[[ Given information open ]]
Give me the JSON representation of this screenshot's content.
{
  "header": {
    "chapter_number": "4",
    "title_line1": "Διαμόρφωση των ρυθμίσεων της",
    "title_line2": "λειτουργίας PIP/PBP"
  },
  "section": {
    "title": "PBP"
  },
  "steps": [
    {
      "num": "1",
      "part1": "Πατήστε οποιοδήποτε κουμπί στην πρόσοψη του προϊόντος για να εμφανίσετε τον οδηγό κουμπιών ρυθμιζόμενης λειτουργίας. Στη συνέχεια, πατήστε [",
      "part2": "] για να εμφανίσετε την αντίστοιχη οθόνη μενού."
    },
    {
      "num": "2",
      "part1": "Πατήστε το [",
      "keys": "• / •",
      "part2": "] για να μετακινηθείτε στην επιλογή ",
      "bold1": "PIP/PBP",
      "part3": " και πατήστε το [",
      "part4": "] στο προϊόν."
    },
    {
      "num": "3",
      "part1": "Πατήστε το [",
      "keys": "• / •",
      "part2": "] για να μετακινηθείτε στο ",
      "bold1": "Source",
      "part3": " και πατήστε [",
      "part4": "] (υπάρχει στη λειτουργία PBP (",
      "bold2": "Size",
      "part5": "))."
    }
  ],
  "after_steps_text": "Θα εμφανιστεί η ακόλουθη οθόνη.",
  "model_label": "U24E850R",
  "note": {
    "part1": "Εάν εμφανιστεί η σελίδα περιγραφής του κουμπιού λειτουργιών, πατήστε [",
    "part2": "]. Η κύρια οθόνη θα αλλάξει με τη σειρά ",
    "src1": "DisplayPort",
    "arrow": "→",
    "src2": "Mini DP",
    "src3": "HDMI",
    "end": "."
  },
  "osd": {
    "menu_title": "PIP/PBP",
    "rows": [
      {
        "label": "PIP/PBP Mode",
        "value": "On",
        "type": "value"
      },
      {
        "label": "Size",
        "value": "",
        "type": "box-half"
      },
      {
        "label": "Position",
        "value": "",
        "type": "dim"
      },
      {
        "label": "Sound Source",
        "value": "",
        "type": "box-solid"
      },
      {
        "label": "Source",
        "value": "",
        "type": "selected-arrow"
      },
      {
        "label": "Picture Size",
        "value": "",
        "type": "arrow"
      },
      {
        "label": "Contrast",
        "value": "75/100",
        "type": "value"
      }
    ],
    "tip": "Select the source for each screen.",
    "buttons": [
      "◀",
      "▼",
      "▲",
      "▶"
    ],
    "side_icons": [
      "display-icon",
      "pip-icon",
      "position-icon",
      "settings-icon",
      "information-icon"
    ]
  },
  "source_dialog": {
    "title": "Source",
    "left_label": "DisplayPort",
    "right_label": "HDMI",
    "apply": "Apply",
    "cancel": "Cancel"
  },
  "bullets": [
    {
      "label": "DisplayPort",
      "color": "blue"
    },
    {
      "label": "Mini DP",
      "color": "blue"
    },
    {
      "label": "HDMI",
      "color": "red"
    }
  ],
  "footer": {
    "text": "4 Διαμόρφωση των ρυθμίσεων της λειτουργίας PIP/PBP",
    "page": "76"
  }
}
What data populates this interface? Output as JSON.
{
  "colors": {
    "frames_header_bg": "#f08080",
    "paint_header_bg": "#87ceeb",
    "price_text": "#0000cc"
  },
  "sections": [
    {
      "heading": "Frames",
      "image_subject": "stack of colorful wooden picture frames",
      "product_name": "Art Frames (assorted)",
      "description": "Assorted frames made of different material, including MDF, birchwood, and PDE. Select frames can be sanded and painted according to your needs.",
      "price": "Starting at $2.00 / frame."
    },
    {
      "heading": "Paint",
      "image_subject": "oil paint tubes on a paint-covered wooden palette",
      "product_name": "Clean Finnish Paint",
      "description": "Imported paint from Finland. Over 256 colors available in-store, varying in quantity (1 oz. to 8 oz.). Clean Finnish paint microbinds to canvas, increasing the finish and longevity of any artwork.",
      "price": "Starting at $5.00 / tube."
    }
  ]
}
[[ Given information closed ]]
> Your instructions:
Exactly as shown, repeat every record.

> Finished task:
Give me the JSON representation of this screenshot's content.
{
  "header": {
    "chapter_number": "4",
    "title_line1": "Διαμόρφωση των ρυθμίσεων της",
    "title_line2": "λειτουργίας PIP/PBP"
  },
  "section": {
    "title": "PBP"
  },
  "steps": [
    {
      "num": "1",
      "part1": "Πατήστε οποιοδήποτε κουμπί στην πρόσοψη του προϊόντος για να εμφανίσετε τον οδηγό κουμπιών ρυθμιζόμενης λειτουργίας. Στη συνέχεια, πατήστε [",
      "part2": "] για να εμφανίσετε την αντίστοιχη οθόνη μενού."
    },
    {
      "num": "2",
      "part1": "Πατήστε το [",
      "keys": "• / •",
      "part2": "] για να μετακινηθείτε στην επιλογή ",
      "bold1": "PIP/PBP",
      "part3": " και πατήστε το [",
      "part4": "] στο προϊόν."
    },
    {
      "num": "3",
      "part1": "Πατήστε το [",
      "keys": "• / •",
      "part2": "] για να μετακινηθείτε στο ",
      "bold1": "Source",
      "part3": " και πατήστε [",
      "part4": "] (υπάρχει στη λειτουργία PBP (",
      "bold2": "Size",
      "part5": "))."
    }
  ],
  "after_steps_text": "Θα εμφανιστεί η ακόλουθη οθόνη.",
  "model_label": "U24E850R",
  "note": {
    "part1": "Εάν εμφανιστεί η σελίδα περιγραφής του κουμπιού λειτουργιών, πατήστε [",
    "part2": "]. Η κύρια οθόνη θα αλλάξει με τη σειρά ",
    "src1": "DisplayPort",
    "arrow": "→",
    "src2": "Mini DP",
    "src3": "HDMI",
    "end": "."
  },
  "osd": {
    "menu_title": "PIP/PBP",
    "rows": [
      {
        "label": "PIP/PBP Mode",
        "value": "On",
        "type": "value"
      },
      {
        "label": "Size",
        "value": "",
        "type": "box-half"
      },
      {
        "label": "Position",
        "value": "",
        "type": "dim"
      },
      {
        "label": "Sound Source",
        "value": "",
        "type": "box-solid"
      },
      {
        "label": "Source",
        "value": "",
        "type": "selected-arrow"
      },
      {
        "label": "Picture Size",
        "value": "",
        "type": "arrow"
      },
      {
        "label": "Contrast",
        "value": "75/100",
        "type": "value"
      }
    ],
    "tip": "Select the source for each screen.",
    "buttons": [
      "◀",
      "▼",
      "▲",
      "▶"
    ],
    "side_icons": [
      "display-icon",
      "pip-icon",
      "position-icon",
      "settings-icon",
      "information-icon"
    ]
  },
  "source_dialog": {
    "title": "Source",
    "left_label": "DisplayPort",
    "right_label": "HDMI",
    "apply": "Apply",
    "cancel": "Cancel"
  },
  "bullets": [
    {
      "label": "DisplayPort",
      "color": "blue"
    },
    {
      "label": "Mini DP",
      "color": "blue"
    },
    {
      "label": "HDMI",
      "color": "red"
    }
  ],
  "footer": {
    "text": "4 Διαμόρφωση των ρυθμίσεων της λειτουργίας PIP/PBP",
    "page": "76"
  }
}
What data populates this interface? Output as JSON.
{
  "colors": {
    "frames_header_bg": "#f08080",
    "paint_header_bg": "#87ceeb",
    "price_text": "#0000cc"
  },
  "sections": [
    {
      "heading": "Frames",
      "image_subject": "stack of colorful wooden picture frames",
      "product_name": "Art Frames (assorted)",
      "description": "Assorted frames made of different material, including MDF, birchwood, and PDE. Select frames can be sanded and painted according to your needs.",
      "price": "Starting at $2.00 / frame."
    },
    {
      "heading": "Paint",
      "image_subject": "oil paint tubes on a paint-covered wooden palette",
      "product_name": "Clean Finnish Paint",
      "description": "Imported paint from Finland. Over 256 colors available in-store, varying in quantity (1 oz. to 8 oz.). Clean Finnish paint microbinds to canvas, increasing the finish and longevity of any artwork.",
      "price": "Starting at $5.00 / tube."
    }
  ]
}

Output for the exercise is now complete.